The net result is a relatively short-term increase in SRB populations and, in turn, a potentially large increase in hydrogen sulfide production. This sudden, but temporary, increase in hydrogen sulfide production has erroneously caused users to judge microbial addition as counter-productive. This is especially true in very large systems where the increase period may be substantially more than two to three weeks. After several weeks have passed, however, the constant introduction of select microbe concentrate in the upstream segments, plus the incubation effect of the wall biomass, will result in colonization of the downstream segments by the select microbes.
It is during this startup period where the use of ozone, in accordance with the disclosure of U.S. Pat. No. 5,433,854, can be important. The application of ozone to critical points in the system will prevent the release of objectionable quantities of hydrogen sulfide during the startup period. Continued use of ozone at strategic locations is important after startup to counter the occasional situation where SRB's may try to reappear for any reason. Also, as stated in the '854 patent, the presence of ozone also prevents the destruction of the lift stations and treatment plant headwords due to microbial action.
In summary, the continuous addition of the select microbe concentrate to the collection piping allows competitive exclusion to turn the entire collection system into an anaerobic treatment step prior to the treatment plant. The select microbes not only reduce the hydrogen sulfide production, but also produce a minimum amount of respiratory gases as they reduce the BOD. In many applications, the reduction in BOD may be significant enough to offset the entire cost of the erosion and odor control technologies through the resultant reduction in sludge production. An increase in treatment plant capacity may also be possible due to the reduced BOD loading and fresh microbe populations.

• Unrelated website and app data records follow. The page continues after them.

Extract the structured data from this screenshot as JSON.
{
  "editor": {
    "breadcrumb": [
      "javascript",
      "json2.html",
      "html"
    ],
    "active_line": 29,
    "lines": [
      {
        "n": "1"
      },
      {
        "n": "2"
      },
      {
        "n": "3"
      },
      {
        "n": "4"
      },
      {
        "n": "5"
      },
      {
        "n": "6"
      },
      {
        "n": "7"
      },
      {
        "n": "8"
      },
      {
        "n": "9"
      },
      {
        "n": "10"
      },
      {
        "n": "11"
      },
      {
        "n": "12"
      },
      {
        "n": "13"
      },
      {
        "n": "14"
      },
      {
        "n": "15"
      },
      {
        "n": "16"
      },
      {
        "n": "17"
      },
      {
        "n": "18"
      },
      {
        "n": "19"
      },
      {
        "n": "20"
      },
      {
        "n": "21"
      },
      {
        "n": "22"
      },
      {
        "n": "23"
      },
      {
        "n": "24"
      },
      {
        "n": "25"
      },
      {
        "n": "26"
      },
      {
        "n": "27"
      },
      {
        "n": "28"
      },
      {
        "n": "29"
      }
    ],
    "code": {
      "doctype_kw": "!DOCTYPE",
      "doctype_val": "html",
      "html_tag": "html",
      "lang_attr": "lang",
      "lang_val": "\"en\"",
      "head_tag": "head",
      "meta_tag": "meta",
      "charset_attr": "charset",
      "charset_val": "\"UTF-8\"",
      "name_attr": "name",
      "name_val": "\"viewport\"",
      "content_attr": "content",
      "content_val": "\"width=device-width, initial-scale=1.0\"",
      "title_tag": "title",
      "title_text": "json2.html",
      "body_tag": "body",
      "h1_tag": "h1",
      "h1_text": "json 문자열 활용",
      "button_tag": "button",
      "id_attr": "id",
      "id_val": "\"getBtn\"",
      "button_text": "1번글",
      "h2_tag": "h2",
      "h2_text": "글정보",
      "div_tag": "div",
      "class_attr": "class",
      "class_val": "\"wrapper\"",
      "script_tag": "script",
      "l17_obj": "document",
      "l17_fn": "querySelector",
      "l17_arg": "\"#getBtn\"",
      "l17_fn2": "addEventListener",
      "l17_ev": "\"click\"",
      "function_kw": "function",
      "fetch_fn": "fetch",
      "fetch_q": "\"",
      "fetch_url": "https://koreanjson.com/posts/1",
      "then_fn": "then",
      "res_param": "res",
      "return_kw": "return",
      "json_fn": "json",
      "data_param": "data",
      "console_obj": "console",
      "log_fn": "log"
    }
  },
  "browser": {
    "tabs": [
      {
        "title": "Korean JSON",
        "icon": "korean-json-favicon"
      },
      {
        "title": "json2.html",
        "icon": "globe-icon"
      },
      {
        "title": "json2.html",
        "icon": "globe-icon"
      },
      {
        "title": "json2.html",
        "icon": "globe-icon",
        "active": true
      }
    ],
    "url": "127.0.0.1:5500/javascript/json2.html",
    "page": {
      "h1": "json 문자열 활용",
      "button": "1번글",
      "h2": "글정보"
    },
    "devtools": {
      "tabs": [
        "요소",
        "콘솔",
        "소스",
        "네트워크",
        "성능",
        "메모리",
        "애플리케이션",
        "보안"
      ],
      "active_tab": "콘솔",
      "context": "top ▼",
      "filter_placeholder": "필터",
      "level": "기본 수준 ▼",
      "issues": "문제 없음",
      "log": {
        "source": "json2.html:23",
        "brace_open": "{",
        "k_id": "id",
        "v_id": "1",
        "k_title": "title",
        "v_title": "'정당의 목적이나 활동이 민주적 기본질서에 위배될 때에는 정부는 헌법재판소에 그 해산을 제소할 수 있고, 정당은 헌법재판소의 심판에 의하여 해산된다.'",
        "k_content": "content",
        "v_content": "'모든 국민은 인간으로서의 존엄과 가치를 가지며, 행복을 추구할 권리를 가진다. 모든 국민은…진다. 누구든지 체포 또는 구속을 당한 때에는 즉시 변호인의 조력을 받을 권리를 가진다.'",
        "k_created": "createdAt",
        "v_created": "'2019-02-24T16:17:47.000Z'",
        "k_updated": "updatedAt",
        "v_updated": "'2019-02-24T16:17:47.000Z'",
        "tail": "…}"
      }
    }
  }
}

Until the present invention, there has not been an affordable means of minimizing the formation of hydrogen sulfide within the collection systems. Prior to the present invention, every attempt at resolving the problems associated with hydrogen sulfide production have had a negative result for every positive result. Until a complete understanding of the mechanisms involved was realized, as demonstrated herein, success could not be achieved.
The aforedescribed benefits, i.e. sludge reduction, increased plant capacity, and the like, are ancillary to the main objective which is to reduce the production of hydrogen sulfide gas and methane gas within the collection piping system to levels which would not interfere with the practice of other pre-treatment methods, such as those disclosed in the '854 patent. In other words, the techniques disclosed in prior works are not required in order to realize the substantial advantages of the present invention when practiced alone.
Although the present invention has been described in terms of specific embodiments, it is anticipated that alterations and modifications thereof will no doubt become apparent to those skilled in the art. It is therefore intended that the following claims be interpreted as covering all such alterations and modifications as fall within the true spirit and scope of the invention.